Whilst it can be imposing to have someone standing over you, you quickly realise how quickly the time flies and how much you’ve achieved in a short space of time. Plus the training is so varied and different that you don’t get bored – a critical necessity for my whimsical mind. After all, motivation is only as strong as your determination to concentrate, and the physical presence of someone standing over you, helping you get through the ordeal is only beneficial. It helps that JC and his trainers are all incredibly friendly and enjoy the work they do with steely determinism – so much so that the few times I cancelled, I sensed a disappointment on their part, almost like a sculptor being told that he can’t have his chisel for another week. “It is important that people have fun, that they have new things, new stimuli and we do provide that. We do not have a wide array of cardio equipment that you will be used to seeing in other gyms as it is not about the tools; it is about the results,” JC says.

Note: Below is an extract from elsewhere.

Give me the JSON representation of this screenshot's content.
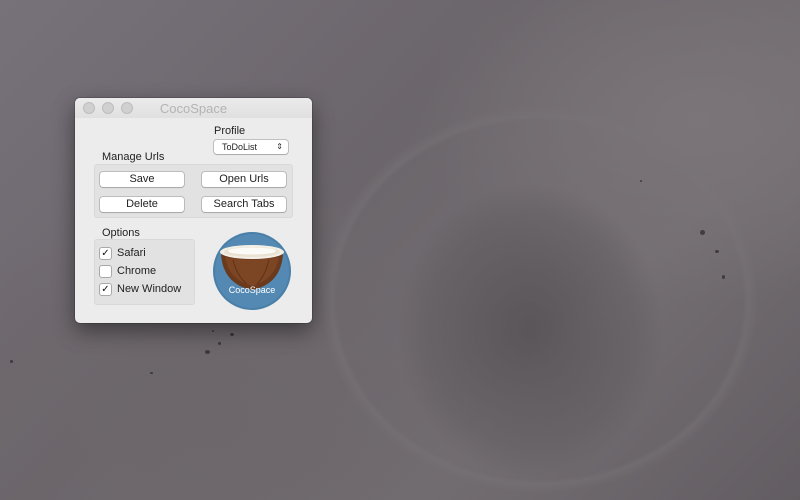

I would be lying if I said that I adhered to all the rules and was steadfastly diligent but, fortunately, JC has learnt that the general public aren’t all single-minded athletes with one goal – we have many goals and they push and pull us in all sorts of directions, so that controlling them all can be overwhelming. His understanding of the toil of everyday life was refreshing and the “realistic” approach to working out really appealed. I finished my course with a wider knowledge of my body, including what I could achieve if I put my mind to it, and for that I was profoundly thankful.